··· Extracted entries ···

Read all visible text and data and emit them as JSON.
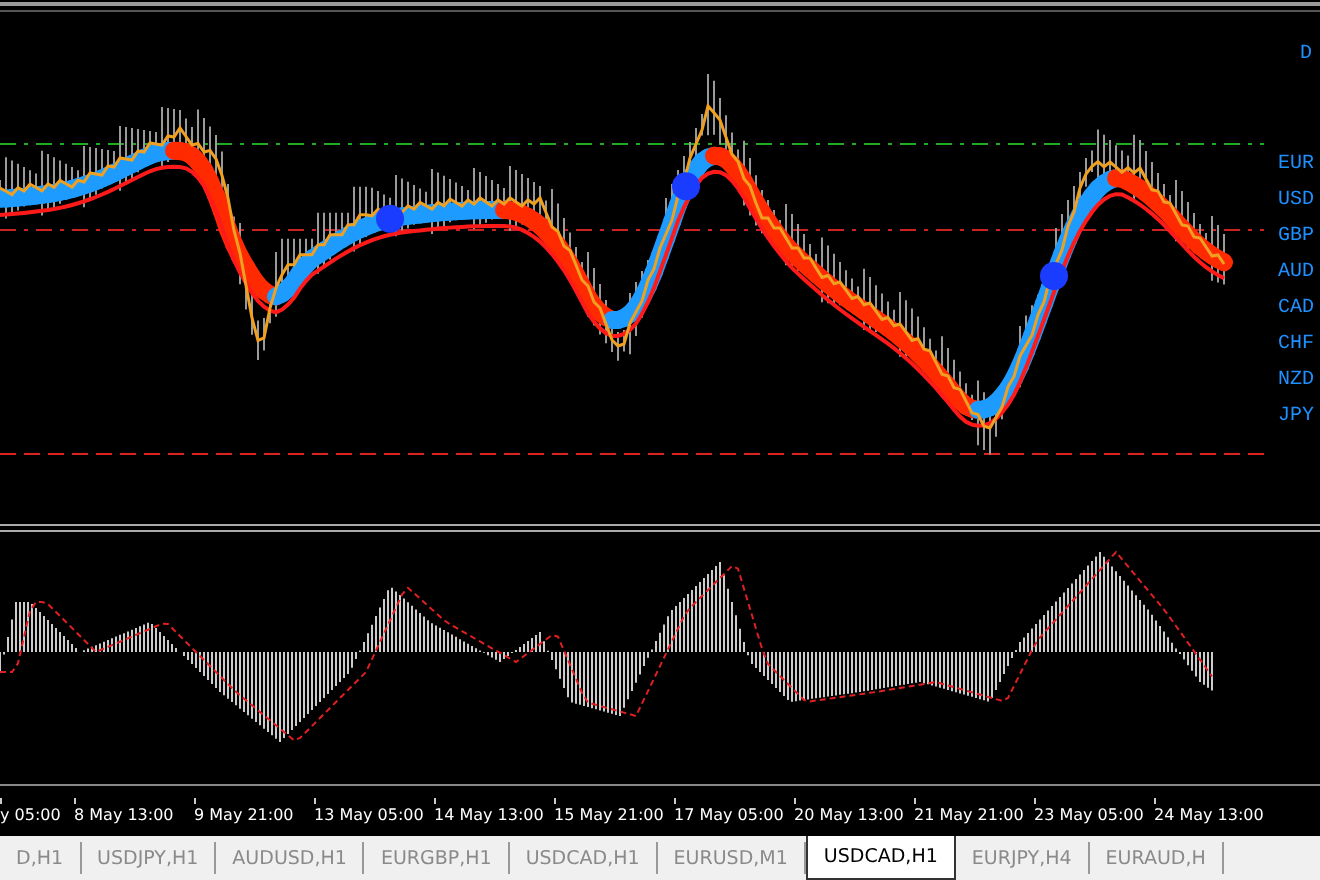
{
  "chart": {
    "corner_label": "D",
    "currency_labels": [
      "EUR",
      "USD",
      "GBP",
      "AUD",
      "CAD",
      "CHF",
      "NZD",
      "JPY"
    ]
  },
  "time_axis": {
    "labels": [
      "y 05:00",
      "8 May 13:00",
      "9 May 21:00",
      "13 May 05:00",
      "14 May 13:00",
      "15 May 21:00",
      "17 May 05:00",
      "20 May 13:00",
      "21 May 21:00",
      "23 May 05:00",
      "24 May 13:00"
    ]
  },
  "tabs": [
    {
      "label": "D,H1",
      "selected": false
    },
    {
      "label": "USDJPY,H1",
      "selected": false
    },
    {
      "label": "AUDUSD,H1",
      "selected": false
    },
    {
      "label": "EURGBP,H1",
      "selected": false
    },
    {
      "label": "USDCAD,H1",
      "selected": false
    },
    {
      "label": "EURUSD,M1",
      "selected": false
    },
    {
      "label": "USDCAD,H1",
      "selected": true
    },
    {
      "label": "EURJPY,H4",
      "selected": false
    },
    {
      "label": "EURAUD,H",
      "selected": false
    }
  ]
}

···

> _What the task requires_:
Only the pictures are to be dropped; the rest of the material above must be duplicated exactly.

> _Your response_:
Read all visible text and data and emit them as JSON.
{
  "chart": {
    "corner_label": "D",
    "currency_labels": [
      "EUR",
      "USD",
      "GBP",
      "AUD",
      "CAD",
      "CHF",
      "NZD",
      "JPY"
    ]
  },
  "time_axis": {
    "labels": [
      "y 05:00",
      "8 May 13:00",
      "9 May 21:00",
      "13 May 05:00",
      "14 May 13:00",
      "15 May 21:00",
      "17 May 05:00",
      "20 May 13:00",
      "21 May 21:00",
      "23 May 05:00",
      "24 May 13:00"
    ]
  },
  "tabs": [
    {
      "label": "D,H1",
      "selected": false
    },
    {
      "label": "USDJPY,H1",
      "selected": false
    },
    {
      "label": "AUDUSD,H1",
      "selected": false
    },
    {
      "label": "EURGBP,H1",
      "selected": false
    },
    {
      "label": "USDCAD,H1",
      "selected": false
    },
    {
      "label": "EURUSD,M1",
      "selected": false
    },
    {
      "label": "USDCAD,H1",
      "selected": true
    },
    {
      "label": "EURJPY,H4",
      "selected": false
    },
    {
      "label": "EURAUD,H",
      "selected": false
    }
  ]
}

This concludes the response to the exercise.